§ Prompt: Number of lines with the string "JSON" in the entries below: report it, and nothing besides.

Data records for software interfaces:
━━━

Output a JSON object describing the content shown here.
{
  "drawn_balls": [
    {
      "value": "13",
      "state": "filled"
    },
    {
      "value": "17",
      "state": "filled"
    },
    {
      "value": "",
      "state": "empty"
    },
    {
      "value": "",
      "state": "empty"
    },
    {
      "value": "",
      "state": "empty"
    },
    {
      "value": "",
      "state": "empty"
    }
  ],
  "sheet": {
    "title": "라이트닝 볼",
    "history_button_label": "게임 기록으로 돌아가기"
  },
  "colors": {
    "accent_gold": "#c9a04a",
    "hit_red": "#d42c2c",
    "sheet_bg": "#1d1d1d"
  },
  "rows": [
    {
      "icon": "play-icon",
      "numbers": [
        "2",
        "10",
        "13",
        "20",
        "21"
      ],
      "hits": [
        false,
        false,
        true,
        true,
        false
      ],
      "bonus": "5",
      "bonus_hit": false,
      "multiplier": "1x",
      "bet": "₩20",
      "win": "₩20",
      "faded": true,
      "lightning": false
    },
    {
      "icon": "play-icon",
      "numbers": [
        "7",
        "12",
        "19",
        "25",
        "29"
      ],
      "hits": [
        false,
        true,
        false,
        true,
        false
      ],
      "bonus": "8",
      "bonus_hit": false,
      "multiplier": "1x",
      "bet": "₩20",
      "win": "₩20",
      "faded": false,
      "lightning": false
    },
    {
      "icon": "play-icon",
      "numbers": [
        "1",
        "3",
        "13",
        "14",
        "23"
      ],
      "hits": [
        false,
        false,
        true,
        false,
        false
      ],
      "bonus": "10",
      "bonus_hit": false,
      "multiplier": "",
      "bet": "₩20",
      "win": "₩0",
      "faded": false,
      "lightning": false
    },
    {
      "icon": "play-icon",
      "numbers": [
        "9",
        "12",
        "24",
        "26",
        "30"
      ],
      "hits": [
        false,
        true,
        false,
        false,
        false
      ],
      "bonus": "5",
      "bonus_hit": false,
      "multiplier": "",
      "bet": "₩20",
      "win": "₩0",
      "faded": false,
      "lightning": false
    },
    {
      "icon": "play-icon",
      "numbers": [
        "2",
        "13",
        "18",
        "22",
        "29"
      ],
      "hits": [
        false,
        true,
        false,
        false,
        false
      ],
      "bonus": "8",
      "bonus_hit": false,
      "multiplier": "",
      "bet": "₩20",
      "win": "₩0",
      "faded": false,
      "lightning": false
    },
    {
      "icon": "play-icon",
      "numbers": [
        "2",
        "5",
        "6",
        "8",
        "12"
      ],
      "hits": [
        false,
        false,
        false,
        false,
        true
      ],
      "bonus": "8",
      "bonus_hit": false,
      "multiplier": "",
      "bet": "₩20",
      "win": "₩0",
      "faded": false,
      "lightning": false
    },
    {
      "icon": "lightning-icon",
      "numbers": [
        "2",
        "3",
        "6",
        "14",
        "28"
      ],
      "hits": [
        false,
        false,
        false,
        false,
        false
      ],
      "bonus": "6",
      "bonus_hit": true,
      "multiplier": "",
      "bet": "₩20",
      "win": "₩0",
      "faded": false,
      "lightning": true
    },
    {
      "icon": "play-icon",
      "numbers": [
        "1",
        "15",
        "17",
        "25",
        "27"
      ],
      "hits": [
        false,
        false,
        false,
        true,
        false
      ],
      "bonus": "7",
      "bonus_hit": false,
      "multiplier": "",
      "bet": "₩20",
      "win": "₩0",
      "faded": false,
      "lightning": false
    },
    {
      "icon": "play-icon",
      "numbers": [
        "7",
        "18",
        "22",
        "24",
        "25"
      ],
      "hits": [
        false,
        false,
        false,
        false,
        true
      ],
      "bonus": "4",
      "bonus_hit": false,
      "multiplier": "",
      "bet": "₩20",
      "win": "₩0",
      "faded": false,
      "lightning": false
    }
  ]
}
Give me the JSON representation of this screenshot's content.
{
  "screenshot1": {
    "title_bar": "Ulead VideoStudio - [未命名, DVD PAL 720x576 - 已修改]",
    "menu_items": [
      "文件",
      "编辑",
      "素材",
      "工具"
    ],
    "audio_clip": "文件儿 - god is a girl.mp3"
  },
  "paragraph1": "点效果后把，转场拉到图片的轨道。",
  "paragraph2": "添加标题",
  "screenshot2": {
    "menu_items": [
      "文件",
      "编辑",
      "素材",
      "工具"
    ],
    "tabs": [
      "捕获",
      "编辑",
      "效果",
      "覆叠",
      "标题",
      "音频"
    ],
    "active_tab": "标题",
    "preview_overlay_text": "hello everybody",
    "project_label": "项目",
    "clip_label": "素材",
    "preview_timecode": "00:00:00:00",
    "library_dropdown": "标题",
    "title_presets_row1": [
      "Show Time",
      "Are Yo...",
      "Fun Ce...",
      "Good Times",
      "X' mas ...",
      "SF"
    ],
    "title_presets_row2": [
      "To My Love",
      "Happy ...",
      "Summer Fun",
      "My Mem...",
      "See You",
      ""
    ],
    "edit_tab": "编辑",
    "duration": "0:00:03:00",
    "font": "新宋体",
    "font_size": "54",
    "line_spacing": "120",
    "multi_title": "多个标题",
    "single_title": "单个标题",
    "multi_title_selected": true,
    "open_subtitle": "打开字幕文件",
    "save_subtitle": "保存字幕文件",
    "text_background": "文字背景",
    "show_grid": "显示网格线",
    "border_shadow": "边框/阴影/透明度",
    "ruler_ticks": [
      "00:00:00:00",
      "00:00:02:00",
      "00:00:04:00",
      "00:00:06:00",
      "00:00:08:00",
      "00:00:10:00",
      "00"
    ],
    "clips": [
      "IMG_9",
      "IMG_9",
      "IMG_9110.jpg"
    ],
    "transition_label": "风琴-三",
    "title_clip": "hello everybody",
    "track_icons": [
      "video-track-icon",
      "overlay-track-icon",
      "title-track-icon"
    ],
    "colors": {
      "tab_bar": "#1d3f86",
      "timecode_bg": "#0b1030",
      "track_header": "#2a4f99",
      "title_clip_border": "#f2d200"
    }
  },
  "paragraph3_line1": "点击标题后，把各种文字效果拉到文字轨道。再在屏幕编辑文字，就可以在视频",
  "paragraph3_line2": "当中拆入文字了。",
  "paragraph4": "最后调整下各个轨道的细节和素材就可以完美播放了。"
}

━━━

§ Result of the exercise: 2